When the Jays were in Anaheim and Seattle, the fans got on his case, which might have gotten to him somewhat. Coming off consecutive player of the week awards, he didn’t hit much in either series. As well, he seemed a little testier with umpires than usual (though I’ve been pretty cranky with umpires too, and I only have my immediate family booing me).

BYB: The team wasn’t able to play at home for over a year, how do you think a return to Toronto has impacted them? How about the fans?

BBB: The players looked very happy to be back. Playing in Dunedin and Buffalo had the unfortunate problem of Rays (Dunedin) and Yankees and Red Sox (Buffalo) fans far outnumbering Jays fans at “home” games. And, as much as they tried to fix up the parks in the two towns, Rogers Centre is a more comfortable place for players, and, I’d imagine, Toronto has better choices for living arrangements.

And, even with COVID limiting the number of people allowed in, the players are playing in front of several times as many fans (and, of course, fans who are actual Blue Jays fans) as they did in either of those two cities.

For people from Toronto, getting to go to a baseball game gives a little bit of normal back. After the last year and a half, any little bit of normal feels so good.

BYB: Which Tiger do you think will be the biggest problem for the Jays this weekend?

BBB: Likely it will be kind of an average starting pitcher. Someone without an amazing fastball, or any other pitch that makes you stand up and take notice (if it turns out to be Drew Hutchison, they may have to take me away in a straitjacket). Maybe someone with an ERA in the mid-5s? It has been a trend this year. A guy that Jays fans haven’t even heard of will keep the big bats of the Jays off the scoreboard for 6 or 7 innings.

Yes, it sounds like something that would drive fans crazy, but no, we don’t let it get to us. I mean, I haven’t screamed at the tv (please don’t ask my neighbors to verify this) or thrown objects across the room in frustration hardly at all. Nor have I offered up my children to the Baseball Gods, if only they would give us a run against a pitcher throwing 92 MPH down the middle of the plate.

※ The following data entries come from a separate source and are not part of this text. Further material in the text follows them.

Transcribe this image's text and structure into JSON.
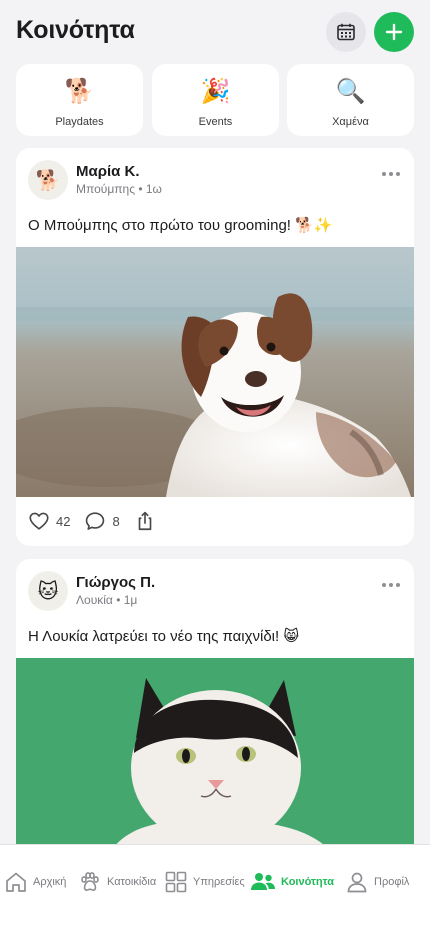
{
  "header": {
    "title": "Κοινότητα"
  },
  "quick_actions": [
    {
      "emoji": "🐕",
      "label": "Playdates"
    },
    {
      "emoji": "🎉",
      "label": "Events"
    },
    {
      "emoji": "🔍",
      "label": "Χαμένα"
    }
  ],
  "posts": [
    {
      "avatar": "🐕",
      "author": "Μαρία Κ.",
      "pet": "Μπούμπης",
      "time": "1ω",
      "meta": "Μπούμπης • 1ω",
      "text": "Ο Μπούμπης στο πρώτο του grooming! 🐕✨",
      "photo": "dog-photo",
      "likes": "42",
      "comments": "8"
    },
    {
      "avatar": "🐱",
      "author": "Γιώργος Π.",
      "pet": "Λουκία",
      "time": "1μ",
      "meta": "Λουκία • 1μ",
      "text": "Η Λουκία λατρεύει το νέο της παιχνίδι! 😸",
      "photo": "cat-photo"
    }
  ],
  "tabbar": [
    {
      "label": "Αρχική",
      "icon": "home-icon",
      "active": false
    },
    {
      "label": "Κατοικίδια",
      "icon": "paw-icon",
      "active": false
    },
    {
      "label": "Υπηρεσίες",
      "icon": "grid-icon",
      "active": false
    },
    {
      "label": "Κοινότητα",
      "icon": "people-icon",
      "active": true
    },
    {
      "label": "Προφίλ",
      "icon": "person-icon",
      "active": false
    }
  ],
  "colors": {
    "accent": "#1fba5a",
    "background": "#f3f3f5",
    "card": "#ffffff"
  }
}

Many thanks to Tom for taking the time to chat with us, and you can read more of his work on the Blue Jays over at Bluebird Banter.